The complexities of water management and seawater trials in the Vasse estuary were demystified last week at a science webinar hosted by GeoCatch.
The webinar was presented by Dr Linda Kalnejais from Department of Water and Environmental Regulation and is part of a series of webinars that is exploring the Vasse Wonnerup wetlands.
Linda explained to participants how scientists are trying to both understand and improve water quality in the Vasse estuary by trialling changes to gate operations on the Vasse surge barrier.
“These estuaries are highly valued by the local community and internationally due to the large number and diversity of waterbirds they support” said Linda. “But they also suffer from water quality problems like algal blooms and fish kills, driven by high levels of nutrients in the system”.
“Our research is looking at what positive impact we can have on water quality by changing the timing and amount of seawater we let into the estuary over summer months”.
Trials began at the end of 2014 and the results were not always as expected.
One of the early learnings was that the stratification or layering of the water column was occurring, with denser saltier and/or cooler water at the bottom. This bottom layer then doesn’t mix with the surface, preventing oxygen moving throughout the water column. This is one of the main reasons the Vasse estuary exit channel can have low oxygen levels in summer.
“In 2015 we let seawater in slowly and found that this actually had a negative effect on oxygen levels in deeper water due to salinity stratification” said Linda.
But in 2017 we didn’t let seawater in and we still got stratification, this time it was a temperature stratification. With the gates closed the water in the channel was very still and the surface waters became much hotter than those at the bottom. This condition also leads to low oxygen in deeper waters.
More recent trials have found that letting seawater in quickly lessens stratification, and opening the gates early in December interrupts the first algae bloom.
“We are now also leaving the fish gates open all summer which gives enough water to reduce temperature stratification, while allowing fish to pass downstream to the Wonnerup Inlet” said Linda.
“This method has been used for three successive years and while we may never have a perfect recipe, monitoring has shown that we have vastly reduced the number of hours of low oxygen in the bottom layer and improved phytoplankton numbers in the estuary.”
Because seawater is being let into the system earlier and more seawater is being let in overall, it is important that scientists monitor any changes to the ecology of the Vasse-Wonnerup.

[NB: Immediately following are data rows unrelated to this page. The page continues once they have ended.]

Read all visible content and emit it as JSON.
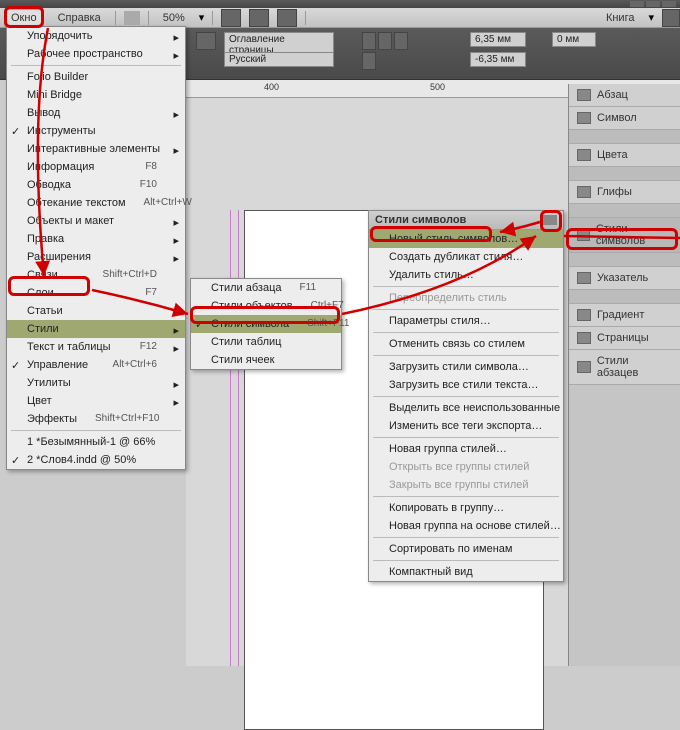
{
  "menubar": {
    "window": "Окно",
    "help": "Справка",
    "zoom": "50%",
    "book": "Книга"
  },
  "controlbar": {
    "toc": "Оглавление страницы",
    "lang": "Русский",
    "xoff": "6,35 мм",
    "xoff2": "-6,35 мм",
    "yoff": "0 мм"
  },
  "ruler": {
    "t400": "400",
    "t500": "500"
  },
  "window_menu": {
    "arrange": "Упорядочить",
    "workspace": "Рабочее пространство",
    "folio": "Folio Builder",
    "minibridge": "Mini Bridge",
    "output": "Вывод",
    "tools": "Инструменты",
    "interactive": "Интерактивные элементы",
    "info": "Информация",
    "info_sc": "F8",
    "wrap": "Обводка",
    "wrap_sc": "F10",
    "textwrap": "Обтекание текстом",
    "textwrap_sc": "Alt+Ctrl+W",
    "obj": "Объекты и макет",
    "edit": "Правка",
    "ext": "Расширения",
    "links": "Связи",
    "links_sc": "Shift+Ctrl+D",
    "layers": "Слои",
    "layers_sc": "F7",
    "article": "Статьи",
    "styles": "Стили",
    "texttables": "Текст и таблицы",
    "control": "Управление",
    "control_sc": "Alt+Ctrl+6",
    "utils": "Утилиты",
    "color": "Цвет",
    "effects": "Эффекты",
    "effects_sc": "Shift+Ctrl+F10",
    "doc1": "1 *Безымянный-1 @ 66%",
    "doc2": "2 *Слов4.indd @ 50%"
  },
  "styles_sub": {
    "para": "Стили абзаца",
    "para_sc": "F11",
    "obj": "Стили объектов",
    "obj_sc": "Ctrl+F7",
    "char": "Стили символа",
    "char_sc": "Shift+F11",
    "table": "Стили таблиц",
    "cell": "Стили ячеек"
  },
  "charstyle_panel": {
    "title": "Стили символов",
    "new": "Новый стиль символов…",
    "dup": "Создать дубликат стиля…",
    "del": "Удалить стиль…",
    "redef": "Переопределить стиль",
    "opts": "Параметры стиля…",
    "unlink": "Отменить связь со стилем",
    "loadchar": "Загрузить стили символа…",
    "loadall": "Загрузить все стили текста…",
    "unused": "Выделить все неиспользованные",
    "tags": "Изменить все теги экспорта…",
    "newgroup": "Новая группа стилей…",
    "openall": "Открыть все группы стилей",
    "closeall": "Закрыть все группы стилей",
    "copyto": "Копировать в группу…",
    "groupfrom": "Новая группа на основе стилей…",
    "sort": "Сортировать по именам",
    "compact": "Компактный вид"
  },
  "panels": {
    "para": "Абзац",
    "char": "Символ",
    "colors": "Цвета",
    "glyphs": "Глифы",
    "charstyles": "Стили символов",
    "index": "Указатель",
    "gradient": "Градиент",
    "pages": "Страницы",
    "parastyles": "Стили абзацев"
  }
}
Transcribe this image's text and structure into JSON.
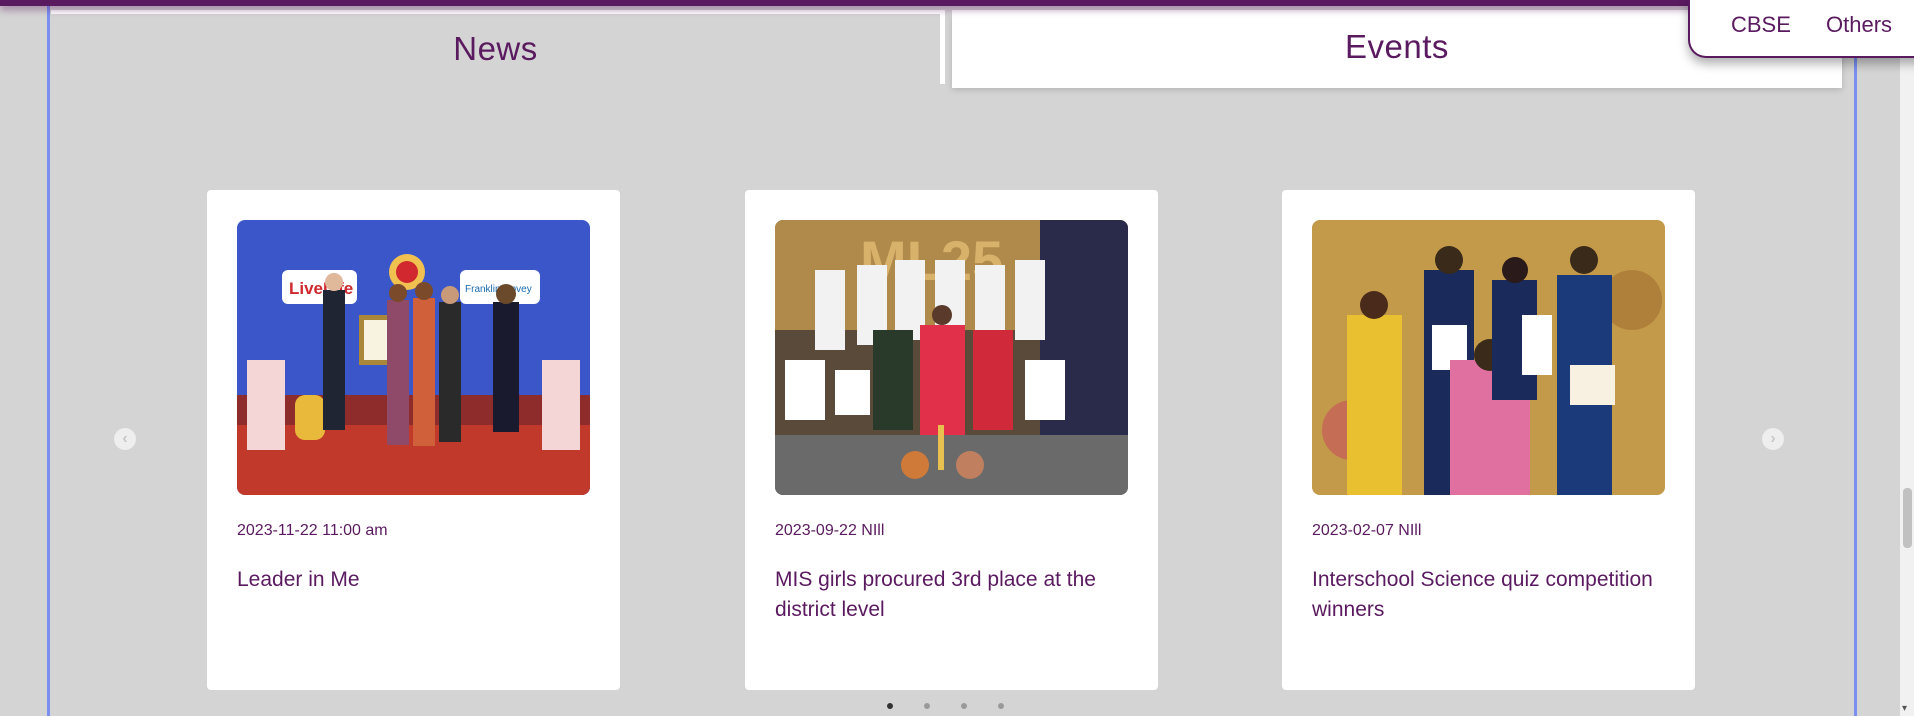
{
  "tabs": {
    "news": "News",
    "events": "Events"
  },
  "dropdown": {
    "items": [
      "CBSE",
      "Others"
    ]
  },
  "cards": [
    {
      "date": "2023-11-22 11:00 am",
      "title": "Leader in Me",
      "image_logos": [
        "LiveLife",
        "Franklin Covey"
      ]
    },
    {
      "date": "2023-09-22 NIll",
      "title": "MIS girls procured 3rd place at the district level",
      "image_logos": [
        "ML25"
      ]
    },
    {
      "date": "2023-02-07 NIll",
      "title": "Interschool Science quiz competition winners",
      "image_logos": []
    }
  ],
  "carousel": {
    "prev_icon": "chevron-left-icon",
    "next_icon": "chevron-right-icon",
    "page_count": 4,
    "active_page": 1
  },
  "colors": {
    "brand": "#5a1a5f",
    "background": "#d4d4d4",
    "panel_border": "#7a8ff0"
  }
}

“Water levels in autumn are now 10cm higher, and the upper estuary is now wet in summer where it previously dried out. We are monitoring aquatic plants, macroinvertebrates, fish and waterbirds to determine any impacts” said Linda.
In 2019 bird numbers on the Vasse declined substantially after the gates were opened. The cause of the decline is unknow but may have been caused by increased salinity and/or water levels due to the seawater inflows.
“It is a balancing act between protecting ecological values upstream whilst improving water quality in the channel to prevent algal blooms and fish kills”.
The Vasse Wonnerup Wetlands Partnership leads the management of the Vasse Estuary with representatives from Department of Biodiversity, Conservation and Attractions, Department of Water and Environmental Regulation, Primary Industries and Regional Development, City of Busselton and Water Corporation.
The final webinar in the series will be held on 11 November and presented by Kim Williams from Department of Biodiversity, Conservation and Attractions, who will be speaking about the amazing waterbird life on the Vasse-Wonnerup. To register visit the GeoCatch website or Facebook page.
This webinar has been recorded and is available to view on GeoCatch’s YouTube channel https://www.youtube.com/watch?v=RWfXhbCFVOQ&t=2422s
This webinar series is funded through the state government’s Revitalising Geographe Waterways program which aims to improve water quality, waterway health and management of Geographe waterways.